Built on promising work by Michigan State University scientists, MSU’s Spartan Innovation and two of the researchers have formed a company to create new treatments for neurodegenerative diseases, with a first goal of developing a gene therapy to improve care for people with Parkinson’s disease.
The new startup, CavGene Therapeutics, Inc., will further research initiated by Kathy Steece-Collier, PhD, a professor of Translational Neuroscience in the College of Human Medicine. For decades, she has led an effort to reduce or eliminate a frequent side effect of a drug commonly prescribed for Parkinson’s patients. While the drug, levodopa, can alleviate the tremors, stiffness, and other motor symptoms of Parkinson’s, long-term use can cause dyskinesia, the involuntary and uncontrolled movement of hands, the head and other body parts that can negatively impact quality of life.
Using a harmless virus to deliver genetic material into the brain appears not only to reduce existing dyskinesia but also prevent its development, the team’s federally funded studies have shown.
“I think it’s extremely promising for enhancing Parkinson’s treatment,” Steece-Collier said. “The effect on dyskinesia is the most remarkable I’ve seen, and I’ve been studying dyskinesia for 20 or 25 years.”

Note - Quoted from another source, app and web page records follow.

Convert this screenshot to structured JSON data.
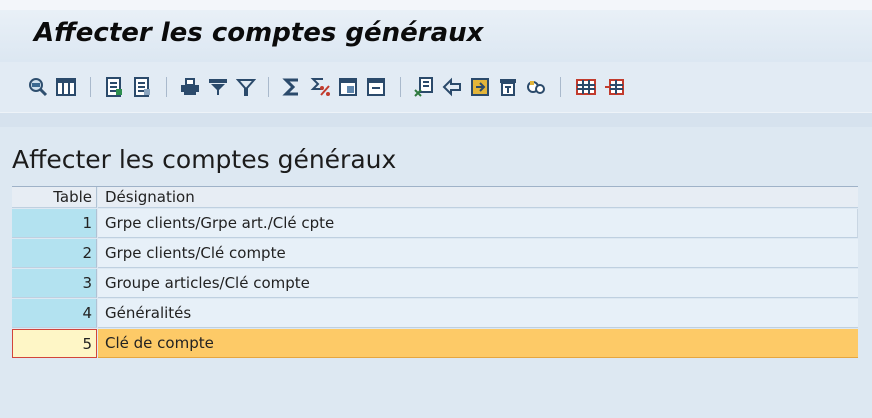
{
  "window": {
    "title": "Affecter les comptes généraux"
  },
  "toolbar": {
    "buttons": [
      {
        "icon": "details-icon"
      },
      {
        "icon": "choose-layout-icon"
      },
      {
        "icon": "select-all-icon"
      },
      {
        "icon": "deselect-all-icon"
      },
      {
        "icon": "print-icon"
      },
      {
        "icon": "filter-icon"
      },
      {
        "icon": "delete-filter-icon"
      },
      {
        "icon": "sum-icon"
      },
      {
        "icon": "subtotal-icon"
      },
      {
        "icon": "expand-icon"
      },
      {
        "icon": "collapse-icon"
      },
      {
        "icon": "export-icon"
      },
      {
        "icon": "sort-icon"
      },
      {
        "icon": "find-icon"
      },
      {
        "icon": "print-preview-icon"
      },
      {
        "icon": "find-next-icon"
      },
      {
        "icon": "table-icon"
      },
      {
        "icon": "more-icon"
      }
    ]
  },
  "content": {
    "heading": "Affecter les comptes généraux",
    "columns": [
      "Table",
      "Désignation"
    ],
    "rows": [
      {
        "table": "1",
        "designation": "Grpe clients/Grpe art./Clé cpte"
      },
      {
        "table": "2",
        "designation": "Grpe clients/Clé compte"
      },
      {
        "table": "3",
        "designation": "Groupe articles/Clé compte"
      },
      {
        "table": "4",
        "designation": "Généralités"
      },
      {
        "table": "5",
        "designation": "Clé de compte"
      }
    ]
  },
  "colors": {
    "selected_row": "#fdca67",
    "key_cell": "#b3e2f0",
    "selected_border": "#d2453b"
  }
}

The team’s research focuses on cells called medium spiny neurons in an area of the brain called the striatum. Medium spiny neurons have appendages called dendrites, and each dendrite is covered with minute spines, which have receptors for dopamine, a neuro chemical necessary for normal motor behavior.

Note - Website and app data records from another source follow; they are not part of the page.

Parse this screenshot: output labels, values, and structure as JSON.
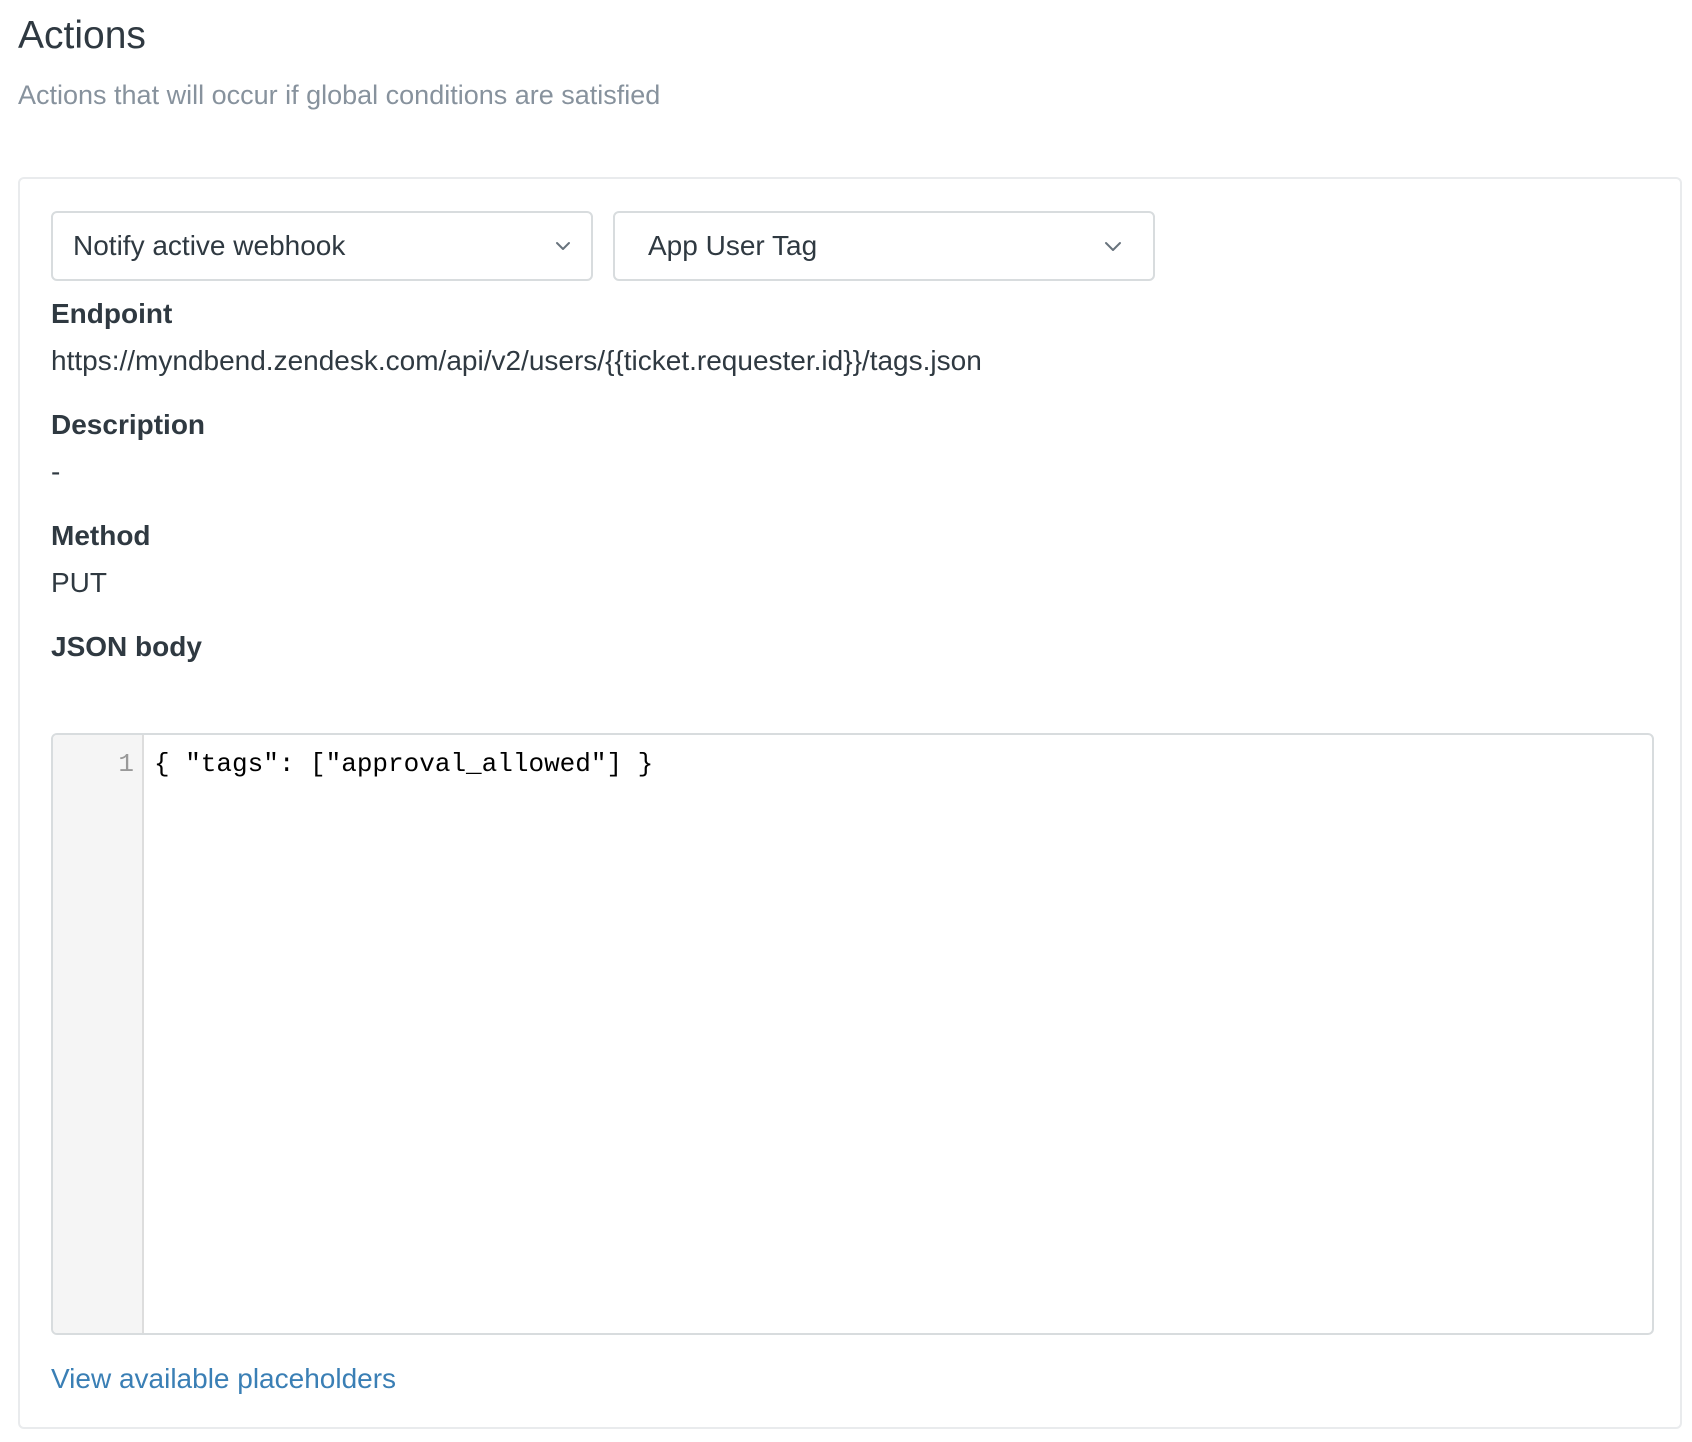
{
  "header": {
    "title": "Actions",
    "subtitle": "Actions that will occur if global conditions are satisfied"
  },
  "action": {
    "type_select": {
      "value": "Notify active webhook",
      "icon": "chevron-down-icon"
    },
    "webhook_select": {
      "value": "App User Tag",
      "icon": "chevron-down-icon"
    },
    "fields": {
      "endpoint_label": "Endpoint",
      "endpoint_value": "https://myndbend.zendesk.com/api/v2/users/{{ticket.requester.id}}/tags.json",
      "description_label": "Description",
      "description_value": "-",
      "method_label": "Method",
      "method_value": "PUT",
      "json_body_label": "JSON body"
    },
    "editor": {
      "line_number": "1",
      "code": "{ \"tags\": [\"approval_allowed\"] }"
    },
    "placeholders_link": "View available placeholders"
  },
  "colors": {
    "text_primary": "#2f3941",
    "text_muted": "#87929d",
    "border": "#d8dcde",
    "link": "#3a7fb5",
    "gutter_bg": "#f5f5f5"
  }
}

In people with Parkinson’s, the level of dopamine declines, and many of the tiny spines retract, in effect, altering brain circuits. Levodopa, a synthetic form of dopamine commonly prescribed as Sinemet, stimulates the regrowth of spines, but the new spines appear to lack the ability to form normal brain circuits.

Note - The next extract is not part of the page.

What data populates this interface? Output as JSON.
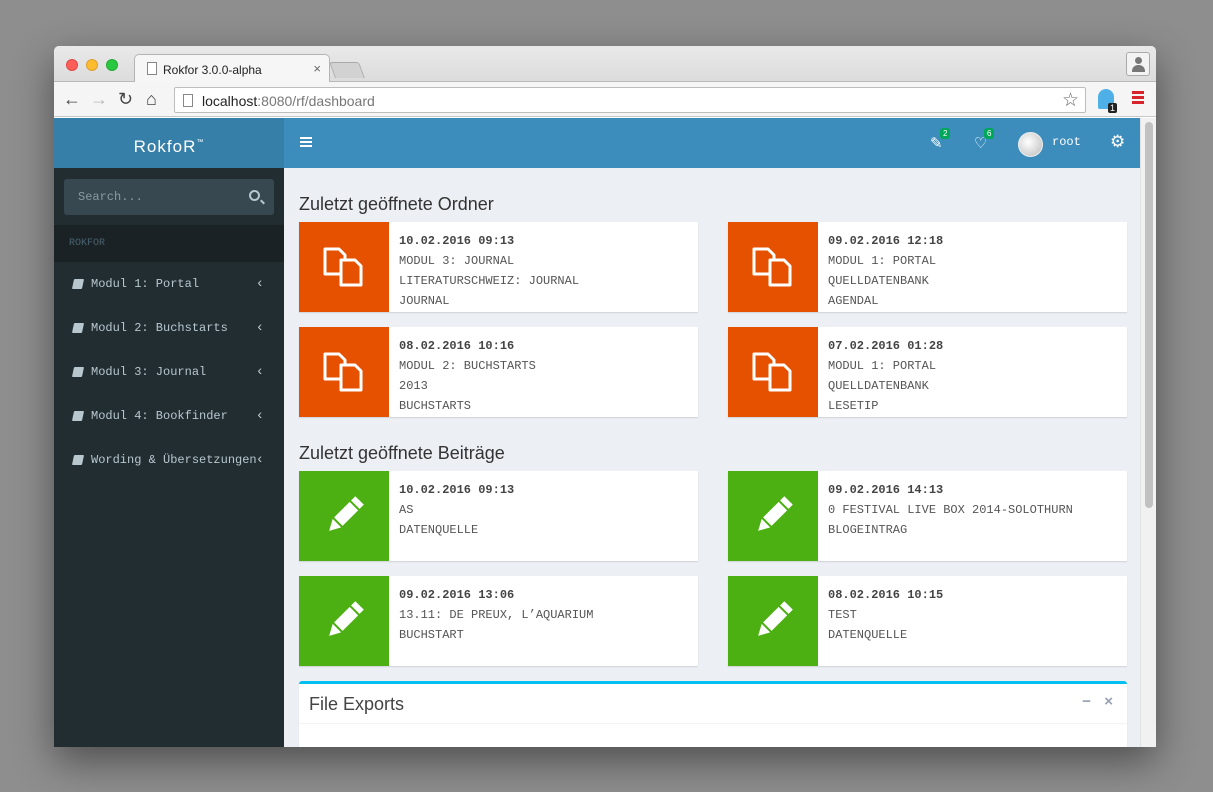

The reason is related to an overabundance of calcium in the spines in the brains of Parkinson’s patients. Some calcium is necessary for normal functioning of brain cells, but too much kills the cells.
Research has shown that the loss of dopamine causes a calcium channel in brain cells called CaV1.3 to allow too much calcium into the spines, leading to retraction of the spines.
A couple of drugs are available that can block CaV1.3, but getting a large enough dose into the brain risks serious cardiovascular side effects.
The gene therapy her team has been working on is a better alternative without the undesirable side effects, Steece-Collier believes.
Fredric Manfredsson, PhD, a former MSU professor now at Barrow Neurological Institute in Phoenix, created a viral vector (a harmless virus stripped of its ability to reproduce) to act as a sort of Trojan horse to carry a bit of genetic material called shRNA into the striatum and turn down the production of the CaV1.3 calcium channels.
The treatment appears not only to prevent the onset of dyskinesia but reverse it, Steece-Collier said, and it seems to restore some of the motor skills typically lost due to Parkinson’s.
The new startup company, founded by Steece-Collier and Manfredsson with Spartan Innovation, is applying for a small business grant to carry the research further, specifically to develop a viral vector that is safe in human patients. That would be the next step toward clinical trials in people with Parkinson’s, likely still years away.
“We’re trying to find the safest and most effective gene therapy,” Steece-Collier said.
Although the treatment is not a cure for Parkinson’s disease, it could greatly improve the quality of life for patients by eliminating the most common side effect and potentially enhancing the therapeutic benefit of the preferred treatment, she said.
This story first appeared on the MSU College of Human Medicine website.